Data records
————

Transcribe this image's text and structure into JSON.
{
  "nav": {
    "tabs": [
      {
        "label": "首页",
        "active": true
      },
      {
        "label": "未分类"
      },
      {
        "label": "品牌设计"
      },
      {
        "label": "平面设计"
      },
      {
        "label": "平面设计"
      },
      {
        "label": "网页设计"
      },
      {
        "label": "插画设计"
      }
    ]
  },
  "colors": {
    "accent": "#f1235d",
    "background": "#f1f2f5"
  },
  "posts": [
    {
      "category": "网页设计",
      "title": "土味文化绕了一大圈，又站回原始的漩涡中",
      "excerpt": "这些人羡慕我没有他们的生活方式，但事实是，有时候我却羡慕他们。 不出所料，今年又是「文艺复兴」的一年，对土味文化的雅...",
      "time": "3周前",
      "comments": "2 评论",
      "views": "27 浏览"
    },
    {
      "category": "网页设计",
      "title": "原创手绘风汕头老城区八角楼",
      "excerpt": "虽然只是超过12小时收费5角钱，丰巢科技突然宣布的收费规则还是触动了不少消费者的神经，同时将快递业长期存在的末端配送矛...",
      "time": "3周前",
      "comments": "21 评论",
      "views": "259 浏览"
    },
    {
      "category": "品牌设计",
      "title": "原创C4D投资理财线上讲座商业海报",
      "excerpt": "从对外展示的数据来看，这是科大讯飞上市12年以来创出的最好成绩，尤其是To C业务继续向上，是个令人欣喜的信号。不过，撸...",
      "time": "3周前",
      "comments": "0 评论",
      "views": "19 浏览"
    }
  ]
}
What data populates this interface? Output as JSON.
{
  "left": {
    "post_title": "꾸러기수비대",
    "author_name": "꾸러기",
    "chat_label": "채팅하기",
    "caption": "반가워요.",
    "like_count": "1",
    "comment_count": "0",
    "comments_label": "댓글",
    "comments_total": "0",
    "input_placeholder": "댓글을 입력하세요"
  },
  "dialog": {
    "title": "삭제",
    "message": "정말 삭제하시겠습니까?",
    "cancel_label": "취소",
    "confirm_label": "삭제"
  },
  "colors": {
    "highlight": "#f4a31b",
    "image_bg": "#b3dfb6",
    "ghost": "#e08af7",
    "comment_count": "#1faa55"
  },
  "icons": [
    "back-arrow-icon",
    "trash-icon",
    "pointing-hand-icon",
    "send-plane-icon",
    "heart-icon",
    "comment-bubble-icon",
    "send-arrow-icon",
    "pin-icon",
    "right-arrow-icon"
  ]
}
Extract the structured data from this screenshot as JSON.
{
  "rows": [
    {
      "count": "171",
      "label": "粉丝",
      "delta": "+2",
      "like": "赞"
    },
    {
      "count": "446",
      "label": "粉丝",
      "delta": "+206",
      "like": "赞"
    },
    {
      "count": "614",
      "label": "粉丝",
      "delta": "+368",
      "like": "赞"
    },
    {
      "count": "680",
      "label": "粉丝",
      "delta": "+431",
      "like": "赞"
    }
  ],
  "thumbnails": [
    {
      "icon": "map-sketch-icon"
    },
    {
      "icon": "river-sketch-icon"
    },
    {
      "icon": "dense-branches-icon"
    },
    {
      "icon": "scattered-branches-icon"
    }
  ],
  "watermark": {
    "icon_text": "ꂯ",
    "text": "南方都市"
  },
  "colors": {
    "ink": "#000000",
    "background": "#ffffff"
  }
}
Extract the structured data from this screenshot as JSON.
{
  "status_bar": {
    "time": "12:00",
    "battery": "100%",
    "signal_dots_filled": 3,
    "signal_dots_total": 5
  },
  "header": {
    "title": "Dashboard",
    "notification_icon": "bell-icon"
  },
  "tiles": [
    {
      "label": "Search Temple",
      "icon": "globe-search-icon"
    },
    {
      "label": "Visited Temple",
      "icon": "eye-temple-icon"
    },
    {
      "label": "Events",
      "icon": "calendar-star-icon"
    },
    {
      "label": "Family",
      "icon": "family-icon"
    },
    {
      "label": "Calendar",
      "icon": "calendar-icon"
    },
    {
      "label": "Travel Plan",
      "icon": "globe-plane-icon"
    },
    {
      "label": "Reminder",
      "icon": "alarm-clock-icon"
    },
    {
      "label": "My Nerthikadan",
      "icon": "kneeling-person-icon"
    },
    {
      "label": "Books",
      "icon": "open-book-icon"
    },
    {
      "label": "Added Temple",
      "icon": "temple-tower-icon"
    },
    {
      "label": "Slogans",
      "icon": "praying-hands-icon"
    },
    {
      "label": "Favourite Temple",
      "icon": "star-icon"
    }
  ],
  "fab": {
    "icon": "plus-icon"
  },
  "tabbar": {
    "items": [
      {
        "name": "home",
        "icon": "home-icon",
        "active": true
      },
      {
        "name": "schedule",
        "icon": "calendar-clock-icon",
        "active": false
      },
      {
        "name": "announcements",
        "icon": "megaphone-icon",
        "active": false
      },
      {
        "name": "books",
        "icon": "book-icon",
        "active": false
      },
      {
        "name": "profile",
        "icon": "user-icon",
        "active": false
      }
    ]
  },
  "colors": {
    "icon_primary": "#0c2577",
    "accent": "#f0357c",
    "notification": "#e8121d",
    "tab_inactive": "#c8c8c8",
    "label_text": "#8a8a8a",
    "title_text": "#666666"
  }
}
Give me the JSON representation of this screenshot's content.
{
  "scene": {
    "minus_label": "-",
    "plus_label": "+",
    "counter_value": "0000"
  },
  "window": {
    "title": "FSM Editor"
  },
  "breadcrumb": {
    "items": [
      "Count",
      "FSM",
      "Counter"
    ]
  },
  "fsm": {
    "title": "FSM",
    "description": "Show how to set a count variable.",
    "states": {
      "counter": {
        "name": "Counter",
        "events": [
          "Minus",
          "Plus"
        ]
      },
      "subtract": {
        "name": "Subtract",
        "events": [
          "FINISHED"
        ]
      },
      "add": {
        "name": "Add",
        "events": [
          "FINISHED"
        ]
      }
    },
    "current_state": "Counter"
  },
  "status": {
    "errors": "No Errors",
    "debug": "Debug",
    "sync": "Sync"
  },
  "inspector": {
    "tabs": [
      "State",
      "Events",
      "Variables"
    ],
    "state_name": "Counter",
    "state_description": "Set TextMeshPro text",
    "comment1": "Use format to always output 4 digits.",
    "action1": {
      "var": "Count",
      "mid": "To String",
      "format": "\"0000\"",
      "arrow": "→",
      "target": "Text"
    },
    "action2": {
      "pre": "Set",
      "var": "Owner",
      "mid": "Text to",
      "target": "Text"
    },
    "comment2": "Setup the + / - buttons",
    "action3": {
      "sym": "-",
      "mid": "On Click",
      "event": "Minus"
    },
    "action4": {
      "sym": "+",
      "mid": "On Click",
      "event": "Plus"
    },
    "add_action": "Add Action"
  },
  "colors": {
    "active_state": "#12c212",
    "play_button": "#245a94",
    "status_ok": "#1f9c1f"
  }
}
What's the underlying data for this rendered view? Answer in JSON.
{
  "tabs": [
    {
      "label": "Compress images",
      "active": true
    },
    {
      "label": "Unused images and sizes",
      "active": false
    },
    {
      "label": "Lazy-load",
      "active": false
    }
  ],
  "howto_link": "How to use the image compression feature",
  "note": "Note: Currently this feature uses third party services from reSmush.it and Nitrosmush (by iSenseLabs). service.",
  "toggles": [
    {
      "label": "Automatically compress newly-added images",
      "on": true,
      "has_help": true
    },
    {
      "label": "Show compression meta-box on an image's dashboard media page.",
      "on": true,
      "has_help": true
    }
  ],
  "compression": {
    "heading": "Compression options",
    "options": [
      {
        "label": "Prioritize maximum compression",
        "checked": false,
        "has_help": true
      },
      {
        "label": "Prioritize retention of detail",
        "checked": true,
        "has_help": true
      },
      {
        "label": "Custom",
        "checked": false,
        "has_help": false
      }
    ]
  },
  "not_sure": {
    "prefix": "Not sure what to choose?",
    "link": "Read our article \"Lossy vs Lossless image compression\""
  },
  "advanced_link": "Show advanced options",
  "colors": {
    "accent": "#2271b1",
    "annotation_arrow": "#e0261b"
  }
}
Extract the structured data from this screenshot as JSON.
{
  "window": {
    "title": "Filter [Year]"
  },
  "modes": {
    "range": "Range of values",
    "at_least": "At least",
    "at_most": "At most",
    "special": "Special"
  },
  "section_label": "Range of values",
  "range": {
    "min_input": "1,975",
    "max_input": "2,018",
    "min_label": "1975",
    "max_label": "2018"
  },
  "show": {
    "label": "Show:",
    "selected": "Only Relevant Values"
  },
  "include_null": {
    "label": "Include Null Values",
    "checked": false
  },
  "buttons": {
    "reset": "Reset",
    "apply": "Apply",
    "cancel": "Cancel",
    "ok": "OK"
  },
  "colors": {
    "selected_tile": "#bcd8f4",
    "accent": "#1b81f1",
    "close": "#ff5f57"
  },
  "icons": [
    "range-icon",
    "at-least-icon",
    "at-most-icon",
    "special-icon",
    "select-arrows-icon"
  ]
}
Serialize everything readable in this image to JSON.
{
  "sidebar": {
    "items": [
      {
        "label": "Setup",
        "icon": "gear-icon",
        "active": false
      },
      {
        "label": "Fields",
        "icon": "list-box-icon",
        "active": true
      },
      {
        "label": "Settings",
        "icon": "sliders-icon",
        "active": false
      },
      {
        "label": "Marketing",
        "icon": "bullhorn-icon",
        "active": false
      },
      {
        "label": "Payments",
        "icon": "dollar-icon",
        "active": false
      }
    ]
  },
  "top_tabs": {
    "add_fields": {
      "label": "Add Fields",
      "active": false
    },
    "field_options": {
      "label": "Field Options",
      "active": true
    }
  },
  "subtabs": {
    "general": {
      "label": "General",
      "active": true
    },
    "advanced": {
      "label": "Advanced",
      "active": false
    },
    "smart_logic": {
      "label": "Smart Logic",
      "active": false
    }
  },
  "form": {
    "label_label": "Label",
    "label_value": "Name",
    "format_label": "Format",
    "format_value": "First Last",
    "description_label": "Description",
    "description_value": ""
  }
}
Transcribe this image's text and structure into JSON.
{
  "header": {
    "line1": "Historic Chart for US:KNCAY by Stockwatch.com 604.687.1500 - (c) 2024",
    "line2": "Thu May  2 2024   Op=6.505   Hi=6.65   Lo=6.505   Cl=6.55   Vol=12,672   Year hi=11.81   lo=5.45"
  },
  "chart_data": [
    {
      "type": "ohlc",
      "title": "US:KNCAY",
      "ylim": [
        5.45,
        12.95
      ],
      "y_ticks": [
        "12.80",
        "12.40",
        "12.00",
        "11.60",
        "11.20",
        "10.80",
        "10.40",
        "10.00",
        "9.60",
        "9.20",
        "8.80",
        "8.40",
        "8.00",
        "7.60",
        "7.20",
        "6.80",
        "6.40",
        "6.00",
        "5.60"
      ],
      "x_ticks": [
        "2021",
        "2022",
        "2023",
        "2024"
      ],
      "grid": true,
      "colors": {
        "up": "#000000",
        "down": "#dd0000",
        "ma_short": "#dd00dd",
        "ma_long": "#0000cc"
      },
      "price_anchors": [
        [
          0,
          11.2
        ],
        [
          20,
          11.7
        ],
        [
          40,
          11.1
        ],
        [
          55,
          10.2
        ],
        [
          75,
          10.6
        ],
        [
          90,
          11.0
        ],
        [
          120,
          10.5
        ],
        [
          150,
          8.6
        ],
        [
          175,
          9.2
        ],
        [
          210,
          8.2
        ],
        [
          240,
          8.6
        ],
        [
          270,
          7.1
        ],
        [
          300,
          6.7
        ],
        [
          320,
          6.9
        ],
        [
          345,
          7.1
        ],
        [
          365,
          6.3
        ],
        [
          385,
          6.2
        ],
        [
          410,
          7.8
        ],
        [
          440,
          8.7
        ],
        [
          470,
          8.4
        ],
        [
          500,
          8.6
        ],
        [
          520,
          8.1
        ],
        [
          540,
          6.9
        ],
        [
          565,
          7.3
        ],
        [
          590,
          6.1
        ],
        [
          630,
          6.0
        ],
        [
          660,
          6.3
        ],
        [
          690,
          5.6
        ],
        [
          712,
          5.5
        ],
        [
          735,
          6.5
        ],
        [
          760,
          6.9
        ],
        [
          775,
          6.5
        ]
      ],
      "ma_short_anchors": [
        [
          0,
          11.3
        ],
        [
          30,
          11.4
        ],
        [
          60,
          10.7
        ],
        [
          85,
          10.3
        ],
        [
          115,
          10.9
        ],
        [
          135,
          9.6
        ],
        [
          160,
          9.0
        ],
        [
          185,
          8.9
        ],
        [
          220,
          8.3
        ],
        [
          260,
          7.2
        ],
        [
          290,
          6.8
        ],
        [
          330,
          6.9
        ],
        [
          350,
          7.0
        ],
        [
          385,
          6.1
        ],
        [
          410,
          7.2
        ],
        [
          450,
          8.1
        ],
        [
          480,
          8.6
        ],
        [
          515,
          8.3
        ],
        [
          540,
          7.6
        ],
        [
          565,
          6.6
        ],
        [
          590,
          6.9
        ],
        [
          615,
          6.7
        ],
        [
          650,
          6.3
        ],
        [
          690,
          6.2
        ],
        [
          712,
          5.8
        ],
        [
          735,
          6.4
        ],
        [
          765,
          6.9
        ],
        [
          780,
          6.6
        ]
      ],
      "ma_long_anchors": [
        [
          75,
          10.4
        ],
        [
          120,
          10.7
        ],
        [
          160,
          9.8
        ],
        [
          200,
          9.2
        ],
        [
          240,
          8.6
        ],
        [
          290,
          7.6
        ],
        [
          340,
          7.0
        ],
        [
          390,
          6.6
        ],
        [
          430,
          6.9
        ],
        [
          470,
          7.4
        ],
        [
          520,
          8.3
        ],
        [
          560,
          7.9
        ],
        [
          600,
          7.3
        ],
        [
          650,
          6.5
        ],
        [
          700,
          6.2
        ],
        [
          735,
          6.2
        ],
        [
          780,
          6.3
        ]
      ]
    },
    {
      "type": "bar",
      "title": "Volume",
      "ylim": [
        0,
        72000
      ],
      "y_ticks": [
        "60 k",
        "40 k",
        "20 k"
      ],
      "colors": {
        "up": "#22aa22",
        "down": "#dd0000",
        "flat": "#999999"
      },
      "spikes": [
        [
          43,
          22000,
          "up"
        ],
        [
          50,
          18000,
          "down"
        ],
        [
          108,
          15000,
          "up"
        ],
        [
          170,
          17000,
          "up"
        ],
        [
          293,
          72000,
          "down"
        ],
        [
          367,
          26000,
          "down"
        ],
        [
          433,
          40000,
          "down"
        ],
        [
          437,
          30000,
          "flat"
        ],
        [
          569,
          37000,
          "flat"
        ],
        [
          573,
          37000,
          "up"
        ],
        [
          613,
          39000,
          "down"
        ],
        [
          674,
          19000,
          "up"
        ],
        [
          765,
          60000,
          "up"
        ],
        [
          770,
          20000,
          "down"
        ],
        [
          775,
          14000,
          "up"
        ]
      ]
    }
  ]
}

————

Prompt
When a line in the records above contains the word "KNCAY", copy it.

Solution below
    "line1": "Historic Chart for US:KNCAY by Stockwatch.com 604.687.1500 - (c) 2024",
      "title": "US:KNCAY",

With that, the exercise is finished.